Thanks to religious fanaticism, anger, bitterness, and revenge, in the land of Jesus, Arabs and Jews are killing each other every day.
I read about it in the paper everyday, and I say, “sure glad I’m not there.”
Thanks to ultra-tribalism and a lust for power at any price, nearly a million Rwandans were systematically murdered in a matter of weeks, just six years ago.
I read about it in the paper years ago, and I said, “sure glad I’m not there.”
Thanks to the warped evil of Hitler and his Imperialistic sidekicks in Japan and Europe, fifty-seven million people were killed in World War II.
I watched Saving Private Ryan yesterday, and I said after the first twenty-six minutes, “sure glad I’m not there.”
I am glad that I have never “been there” when wars and human madness take the lives of many.
But it breaks my heart when I look at history, beginning with this morning’s newspaper, and I consider the hundreds of millions of people put to death by the claws of living sin in just the last century!!!
And what’s worse – so much of this blood, so much of this sin, is on the hands and in the hearts of people who claim to have faith in a God of love.
You hear alot these days about the extent to which the Church went along with the Nazis. Hitler’s Pope, and all that.
Well, forget the details about that debate, and focus on this question: “How could any Germans who called themselves Christians – and most of them did – buy into the Nazi cause?
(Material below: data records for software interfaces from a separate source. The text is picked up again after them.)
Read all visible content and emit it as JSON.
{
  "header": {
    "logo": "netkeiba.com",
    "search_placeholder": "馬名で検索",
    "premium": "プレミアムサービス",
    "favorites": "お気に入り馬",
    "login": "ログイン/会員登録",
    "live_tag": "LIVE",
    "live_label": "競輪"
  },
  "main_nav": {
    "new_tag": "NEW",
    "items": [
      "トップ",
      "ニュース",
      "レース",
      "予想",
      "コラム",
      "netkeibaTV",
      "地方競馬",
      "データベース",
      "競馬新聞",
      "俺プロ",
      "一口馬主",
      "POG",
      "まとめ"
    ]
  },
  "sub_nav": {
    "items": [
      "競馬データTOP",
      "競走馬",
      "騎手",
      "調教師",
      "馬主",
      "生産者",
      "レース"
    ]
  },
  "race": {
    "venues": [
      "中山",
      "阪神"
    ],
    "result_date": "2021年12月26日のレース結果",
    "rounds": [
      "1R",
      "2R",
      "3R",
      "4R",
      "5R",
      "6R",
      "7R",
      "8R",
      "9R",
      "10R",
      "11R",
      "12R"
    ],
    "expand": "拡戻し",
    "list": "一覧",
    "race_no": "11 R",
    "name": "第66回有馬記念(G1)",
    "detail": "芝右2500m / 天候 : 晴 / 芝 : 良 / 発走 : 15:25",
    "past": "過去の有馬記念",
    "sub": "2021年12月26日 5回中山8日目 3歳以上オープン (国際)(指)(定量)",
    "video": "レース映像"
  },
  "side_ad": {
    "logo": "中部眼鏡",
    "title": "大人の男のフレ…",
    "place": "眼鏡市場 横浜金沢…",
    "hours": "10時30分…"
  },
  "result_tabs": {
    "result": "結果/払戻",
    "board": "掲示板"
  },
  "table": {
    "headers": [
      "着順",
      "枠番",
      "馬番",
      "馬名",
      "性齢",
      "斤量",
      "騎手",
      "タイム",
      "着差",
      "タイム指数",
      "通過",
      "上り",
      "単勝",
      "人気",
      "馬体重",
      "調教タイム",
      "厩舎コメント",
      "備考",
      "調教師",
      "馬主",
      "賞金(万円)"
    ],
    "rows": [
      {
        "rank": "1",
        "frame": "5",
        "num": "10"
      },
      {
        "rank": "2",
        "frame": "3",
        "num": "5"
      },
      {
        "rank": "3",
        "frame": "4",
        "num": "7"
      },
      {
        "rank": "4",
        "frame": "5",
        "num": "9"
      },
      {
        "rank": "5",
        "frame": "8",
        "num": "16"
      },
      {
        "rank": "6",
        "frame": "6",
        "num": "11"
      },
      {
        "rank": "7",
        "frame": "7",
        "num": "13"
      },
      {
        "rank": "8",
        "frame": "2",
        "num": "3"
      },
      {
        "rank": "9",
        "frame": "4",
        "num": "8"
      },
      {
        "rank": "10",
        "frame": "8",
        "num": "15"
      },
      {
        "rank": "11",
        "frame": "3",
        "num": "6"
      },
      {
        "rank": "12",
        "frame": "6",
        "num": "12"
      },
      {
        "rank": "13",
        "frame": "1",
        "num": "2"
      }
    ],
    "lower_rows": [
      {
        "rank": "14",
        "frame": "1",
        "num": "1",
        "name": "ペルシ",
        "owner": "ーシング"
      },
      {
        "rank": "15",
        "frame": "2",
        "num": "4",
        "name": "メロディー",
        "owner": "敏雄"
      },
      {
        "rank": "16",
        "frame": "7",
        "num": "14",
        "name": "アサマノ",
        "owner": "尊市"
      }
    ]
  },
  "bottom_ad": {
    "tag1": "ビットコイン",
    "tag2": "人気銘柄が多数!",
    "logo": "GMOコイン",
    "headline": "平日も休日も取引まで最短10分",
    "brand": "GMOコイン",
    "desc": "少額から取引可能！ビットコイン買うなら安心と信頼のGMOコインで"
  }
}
Maybe you’ve read that in Rwanda, there were priests and bishops who led thousands of their flock to go into the streets and kill their neighbors. And while the entire Church was not behind the genocide in the Christian nation of Rwanda, how could any Hutus who called themselves Christians allow themselves to slaughter their Tutsi neighbors?
And likewise in Palestine – while not every Jew or Muslim supports the violence in Palestine – how can any Jews or Muslims who call themselves friends of God – and most of them do – allow themselves to kill babies, bulldoze houses and blow up buses?
You know, when you look at all the hatred running like wild bulls and packs-of-dogs in the streets of this world – and my friends we most definitely are “there” – it makes you wonder just how good “Good” Friday really ever was.
I mean, if Good Friday was so good – why do the bodies of the murdered keep piling up? If Good Friday was so good – then why are we still encircled by gangs of evildoers who stare and gloat over us?
Maybe you and I weren’t there in Palestine, and we weren’t there in Rwanda, and only some of us were there in World War II – but we have all lived in this world long enough to know that this is the kind of place it is.
We have seen evil. We have seen violence. We have counted all our bones by now, and felt our hearts melt within our breasts like wax. We have admitted to ourselves that it is not just a problem for those other people “who are there.”
Because we know that deep within our own hearts, “we are there too.” No, we are there in a painful and crucified world. We know how bad it can get – outside the walls, and inside our hearts. We are there, let me tell you, we are there.
And the question we’re all asking here, amidst the pain of this everyday human life, is the same one Jesus asked the day the religious men and the government killed him.
It’s not in John’s or Luke’s Gospels I’m afraid, but it is in Matthew and Mark.
And that question is – “God … are you there?”
I didn’t give up anything for Lent this year. I probably should have kept up the diet better – but I guess that’s not really the point.
But I finally did adopt a Lenten discipline which has really been good for me. I started reading the Psalms everyday.
I started opening up the prayer book, and looking in the back, and figuring out which Psalms are appointed for each day. And I found a few minutes each day to sit in quietness, and I didn’t just read the Psalms, I prayed the Psalms. I put myself in the position of the Psalmist, in the place of David, and allowed his words to be my own. I allowed David to speak to God for me.
And you know what began to happen?
As I read the Psalms to myself, the Psalms read me back to God.
It was as if I had looked through a window only to see myself on the other side in the arms of a loving God.
And that’s when I understood. That’s when I knew the answer to Jesus’ question on the cross. And I knew that the answer was built into the question.
When in Matthew and Mark we hear Jesus cry out on the cross, “My God, My God, why have you forsaken me?” He is clearly asking the question. But in addition, he is giving the answer. Following the custom of his day, by reciting only the first verse of a psalm, a man could refer to the entire thing.
When Jesus introduces the twenty-second psalm on the cross, he not only bewails the forsakenness he feels, but affirms also the deep knowledge that even still, God is there, to be praised until the end.
For even though Jesus “wasn’t there” when his ancestor David composed the Psalms – on the cross, Jesus the Christ bound himself as the Son of God into the cry of a bygone prayer, and made it present not only to him, but for the whole world.
He brought the past and the future of the human condition into himself.
My friends the door is narrow, and it looks like a cross. But it is open.
It is not a doorway out of this world, but rather it is a doorway into the world. The doorway through which Christ comes to suffer with us in every crucified moment of our lives.
It is the way in which Christ testifies to us that we are not abandoned upon our crosses – but God has joined us there.